■ Task to carry out: Reproduce the records below in full and exactly, without their images.

■ Information shown:

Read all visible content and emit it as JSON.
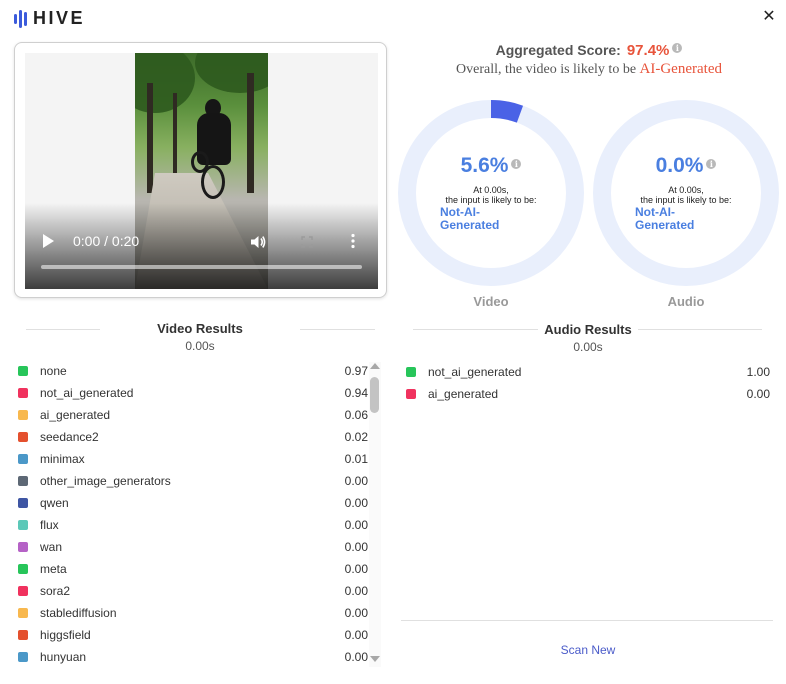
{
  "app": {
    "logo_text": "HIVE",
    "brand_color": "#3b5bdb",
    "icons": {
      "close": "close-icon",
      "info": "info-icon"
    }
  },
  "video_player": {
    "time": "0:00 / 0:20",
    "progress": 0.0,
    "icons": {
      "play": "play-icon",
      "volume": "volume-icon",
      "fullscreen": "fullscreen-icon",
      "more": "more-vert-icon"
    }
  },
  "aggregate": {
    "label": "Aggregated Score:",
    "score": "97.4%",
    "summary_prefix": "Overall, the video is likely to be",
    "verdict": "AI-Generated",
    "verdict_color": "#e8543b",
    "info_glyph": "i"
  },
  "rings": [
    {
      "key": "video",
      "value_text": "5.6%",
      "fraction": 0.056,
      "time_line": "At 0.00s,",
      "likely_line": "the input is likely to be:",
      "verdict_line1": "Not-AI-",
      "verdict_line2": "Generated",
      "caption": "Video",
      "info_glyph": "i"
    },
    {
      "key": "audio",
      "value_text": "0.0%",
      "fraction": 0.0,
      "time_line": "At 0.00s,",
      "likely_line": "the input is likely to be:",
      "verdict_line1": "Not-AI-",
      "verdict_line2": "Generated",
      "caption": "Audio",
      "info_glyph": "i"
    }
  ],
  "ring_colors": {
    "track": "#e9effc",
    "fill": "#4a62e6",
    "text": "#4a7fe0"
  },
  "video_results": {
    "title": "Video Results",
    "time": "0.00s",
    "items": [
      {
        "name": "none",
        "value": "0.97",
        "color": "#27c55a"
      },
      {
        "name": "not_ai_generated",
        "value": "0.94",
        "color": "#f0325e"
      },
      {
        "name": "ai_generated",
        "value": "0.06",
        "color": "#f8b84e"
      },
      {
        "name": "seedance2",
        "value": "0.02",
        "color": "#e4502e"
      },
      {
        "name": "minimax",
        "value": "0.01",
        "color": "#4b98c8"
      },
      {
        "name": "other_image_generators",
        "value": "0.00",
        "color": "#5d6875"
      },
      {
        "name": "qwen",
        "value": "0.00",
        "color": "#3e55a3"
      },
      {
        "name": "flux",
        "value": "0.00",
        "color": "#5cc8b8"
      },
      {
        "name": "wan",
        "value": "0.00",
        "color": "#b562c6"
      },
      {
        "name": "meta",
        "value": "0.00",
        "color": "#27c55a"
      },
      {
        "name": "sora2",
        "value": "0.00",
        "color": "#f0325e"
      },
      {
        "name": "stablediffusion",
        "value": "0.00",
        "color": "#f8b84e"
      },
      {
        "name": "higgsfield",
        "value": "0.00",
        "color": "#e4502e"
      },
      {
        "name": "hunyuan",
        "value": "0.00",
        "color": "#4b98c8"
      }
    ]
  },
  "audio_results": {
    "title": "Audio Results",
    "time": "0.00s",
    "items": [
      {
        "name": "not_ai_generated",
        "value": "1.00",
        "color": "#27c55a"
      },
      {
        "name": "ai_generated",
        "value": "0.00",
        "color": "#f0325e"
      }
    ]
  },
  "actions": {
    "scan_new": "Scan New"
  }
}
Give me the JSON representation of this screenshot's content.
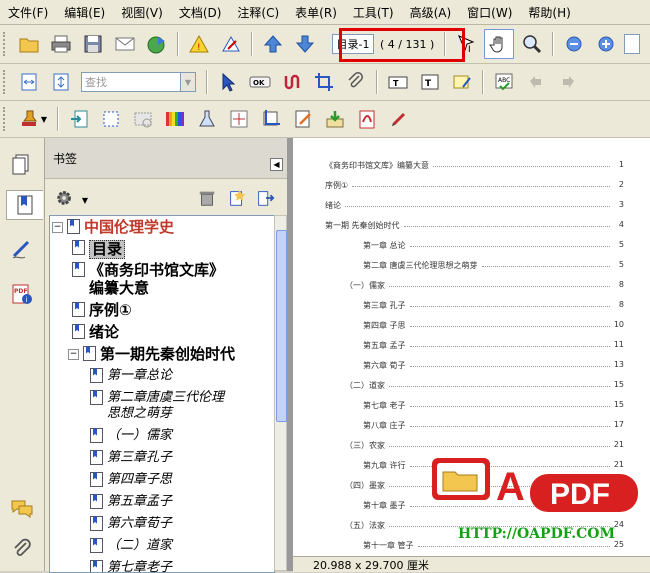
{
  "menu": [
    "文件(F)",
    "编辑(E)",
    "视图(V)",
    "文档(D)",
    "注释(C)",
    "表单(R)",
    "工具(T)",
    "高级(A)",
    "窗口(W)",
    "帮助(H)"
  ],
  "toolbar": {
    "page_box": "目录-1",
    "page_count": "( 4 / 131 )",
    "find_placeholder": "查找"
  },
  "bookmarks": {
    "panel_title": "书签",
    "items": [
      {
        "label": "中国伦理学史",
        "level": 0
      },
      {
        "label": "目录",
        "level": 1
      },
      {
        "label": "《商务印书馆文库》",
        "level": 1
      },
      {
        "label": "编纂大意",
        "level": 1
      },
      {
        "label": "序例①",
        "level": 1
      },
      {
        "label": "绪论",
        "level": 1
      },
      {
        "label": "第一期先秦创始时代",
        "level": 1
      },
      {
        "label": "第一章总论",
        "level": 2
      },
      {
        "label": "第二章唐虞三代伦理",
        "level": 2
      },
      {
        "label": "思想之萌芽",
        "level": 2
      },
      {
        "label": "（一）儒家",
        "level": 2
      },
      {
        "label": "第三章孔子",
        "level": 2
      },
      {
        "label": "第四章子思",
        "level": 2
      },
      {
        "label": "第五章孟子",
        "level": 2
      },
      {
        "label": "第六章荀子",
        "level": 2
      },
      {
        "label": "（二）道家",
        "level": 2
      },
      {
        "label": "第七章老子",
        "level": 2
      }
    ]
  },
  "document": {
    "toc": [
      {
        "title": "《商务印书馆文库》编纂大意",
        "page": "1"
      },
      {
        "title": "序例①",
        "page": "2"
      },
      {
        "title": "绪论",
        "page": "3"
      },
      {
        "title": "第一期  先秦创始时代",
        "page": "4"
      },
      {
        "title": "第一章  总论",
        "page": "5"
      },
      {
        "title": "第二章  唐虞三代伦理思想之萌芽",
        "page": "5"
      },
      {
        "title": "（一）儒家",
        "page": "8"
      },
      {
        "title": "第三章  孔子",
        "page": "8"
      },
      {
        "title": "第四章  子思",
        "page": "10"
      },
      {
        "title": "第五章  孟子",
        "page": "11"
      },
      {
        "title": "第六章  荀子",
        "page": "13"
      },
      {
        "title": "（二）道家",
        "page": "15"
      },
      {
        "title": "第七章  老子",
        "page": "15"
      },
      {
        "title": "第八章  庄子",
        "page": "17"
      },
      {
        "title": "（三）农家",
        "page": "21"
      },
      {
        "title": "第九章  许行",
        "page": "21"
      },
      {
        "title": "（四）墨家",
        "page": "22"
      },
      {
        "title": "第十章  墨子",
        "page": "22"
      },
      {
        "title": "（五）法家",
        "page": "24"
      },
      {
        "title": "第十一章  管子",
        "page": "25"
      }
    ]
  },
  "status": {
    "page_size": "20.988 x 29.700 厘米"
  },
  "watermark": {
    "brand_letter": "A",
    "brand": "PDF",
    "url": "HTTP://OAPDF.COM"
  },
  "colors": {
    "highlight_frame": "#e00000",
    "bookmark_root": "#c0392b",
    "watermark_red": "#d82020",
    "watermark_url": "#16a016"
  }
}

■ Output for this task:
Read all visible content and emit it as JSON.
{
  "app": {
    "logo_text": "HIVE",
    "brand_color": "#3b5bdb",
    "icons": {
      "close": "close-icon",
      "info": "info-icon"
    }
  },
  "video_player": {
    "time": "0:00 / 0:20",
    "progress": 0.0,
    "icons": {
      "play": "play-icon",
      "volume": "volume-icon",
      "fullscreen": "fullscreen-icon",
      "more": "more-vert-icon"
    }
  },
  "aggregate": {
    "label": "Aggregated Score:",
    "score": "97.4%",
    "summary_prefix": "Overall, the video is likely to be",
    "verdict": "AI-Generated",
    "verdict_color": "#e8543b",
    "info_glyph": "i"
  },
  "rings": [
    {
      "key": "video",
      "value_text": "5.6%",
      "fraction": 0.056,
      "time_line": "At 0.00s,",
      "likely_line": "the input is likely to be:",
      "verdict_line1": "Not-AI-",
      "verdict_line2": "Generated",
      "caption": "Video",
      "info_glyph": "i"
    },
    {
      "key": "audio",
      "value_text": "0.0%",
      "fraction": 0.0,
      "time_line": "At 0.00s,",
      "likely_line": "the input is likely to be:",
      "verdict_line1": "Not-AI-",
      "verdict_line2": "Generated",
      "caption": "Audio",
      "info_glyph": "i"
    }
  ],
  "ring_colors": {
    "track": "#e9effc",
    "fill": "#4a62e6",
    "text": "#4a7fe0"
  },
  "video_results": {
    "title": "Video Results",
    "time": "0.00s",
    "items": [
      {
        "name": "none",
        "value": "0.97",
        "color": "#27c55a"
      },
      {
        "name": "not_ai_generated",
        "value": "0.94",
        "color": "#f0325e"
      },
      {
        "name": "ai_generated",
        "value": "0.06",
        "color": "#f8b84e"
      },
      {
        "name": "seedance2",
        "value": "0.02",
        "color": "#e4502e"
      },
      {
        "name": "minimax",
        "value": "0.01",
        "color": "#4b98c8"
      },
      {
        "name": "other_image_generators",
        "value": "0.00",
        "color": "#5d6875"
      },
      {
        "name": "qwen",
        "value": "0.00",
        "color": "#3e55a3"
      },
      {
        "name": "flux",
        "value": "0.00",
        "color": "#5cc8b8"
      },
      {
        "name": "wan",
        "value": "0.00",
        "color": "#b562c6"
      },
      {
        "name": "meta",
        "value": "0.00",
        "color": "#27c55a"
      },
      {
        "name": "sora2",
        "value": "0.00",
        "color": "#f0325e"
      },
      {
        "name": "stablediffusion",
        "value": "0.00",
        "color": "#f8b84e"
      },
      {
        "name": "higgsfield",
        "value": "0.00",
        "color": "#e4502e"
      },
      {
        "name": "hunyuan",
        "value": "0.00",
        "color": "#4b98c8"
      }
    ]
  },
  "audio_results": {
    "title": "Audio Results",
    "time": "0.00s",
    "items": [
      {
        "name": "not_ai_generated",
        "value": "1.00",
        "color": "#27c55a"
      },
      {
        "name": "ai_generated",
        "value": "0.00",
        "color": "#f0325e"
      }
    ]
  },
  "actions": {
    "scan_new": "Scan New"
  }
}
Give me the JSON representation of this screenshot's content.
{
  "menu": [
    "文件(F)",
    "编辑(E)",
    "视图(V)",
    "文档(D)",
    "注释(C)",
    "表单(R)",
    "工具(T)",
    "高级(A)",
    "窗口(W)",
    "帮助(H)"
  ],
  "toolbar": {
    "page_box": "目录-1",
    "page_count": "( 4 / 131 )",
    "find_placeholder": "查找"
  },
  "bookmarks": {
    "panel_title": "书签",
    "items": [
      {
        "label": "中国伦理学史",
        "level": 0
      },
      {
        "label": "目录",
        "level": 1
      },
      {
        "label": "《商务印书馆文库》",
        "level": 1
      },
      {
        "label": "编纂大意",
        "level": 1
      },
      {
        "label": "序例①",
        "level": 1
      },
      {
        "label": "绪论",
        "level": 1
      },
      {
        "label": "第一期先秦创始时代",
        "level": 1
      },
      {
        "label": "第一章总论",
        "level": 2
      },
      {
        "label": "第二章唐虞三代伦理",
        "level": 2
      },
      {
        "label": "思想之萌芽",
        "level": 2
      },
      {
        "label": "（一）儒家",
        "level": 2
      },
      {
        "label": "第三章孔子",
        "level": 2
      },
      {
        "label": "第四章子思",
        "level": 2
      },
      {
        "label": "第五章孟子",
        "level": 2
      },
      {
        "label": "第六章荀子",
        "level": 2
      },
      {
        "label": "（二）道家",
        "level": 2
      },
      {
        "label": "第七章老子",
        "level": 2
      }
    ]
  },
  "document": {
    "toc": [
      {
        "title": "《商务印书馆文库》编纂大意",
        "page": "1"
      },
      {
        "title": "序例①",
        "page": "2"
      },
      {
        "title": "绪论",
        "page": "3"
      },
      {
        "title": "第一期  先秦创始时代",
        "page": "4"
      },
      {
        "title": "第一章  总论",
        "page": "5"
      },
      {
        "title": "第二章  唐虞三代伦理思想之萌芽",
        "page": "5"
      },
      {
        "title": "（一）儒家",
        "page": "8"
      },
      {
        "title": "第三章  孔子",
        "page": "8"
      },
      {
        "title": "第四章  子思",
        "page": "10"
      },
      {
        "title": "第五章  孟子",
        "page": "11"
      },
      {
        "title": "第六章  荀子",
        "page": "13"
      },
      {
        "title": "（二）道家",
        "page": "15"
      },
      {
        "title": "第七章  老子",
        "page": "15"
      },
      {
        "title": "第八章  庄子",
        "page": "17"
      },
      {
        "title": "（三）农家",
        "page": "21"
      },
      {
        "title": "第九章  许行",
        "page": "21"
      },
      {
        "title": "（四）墨家",
        "page": "22"
      },
      {
        "title": "第十章  墨子",
        "page": "22"
      },
      {
        "title": "（五）法家",
        "page": "24"
      },
      {
        "title": "第十一章  管子",
        "page": "25"
      }
    ]
  },
  "status": {
    "page_size": "20.988 x 29.700 厘米"
  },
  "watermark": {
    "brand_letter": "A",
    "brand": "PDF",
    "url": "HTTP://OAPDF.COM"
  },
  "colors": {
    "highlight_frame": "#e00000",
    "bookmark_root": "#c0392b",
    "watermark_red": "#d82020",
    "watermark_url": "#16a016"
  }
}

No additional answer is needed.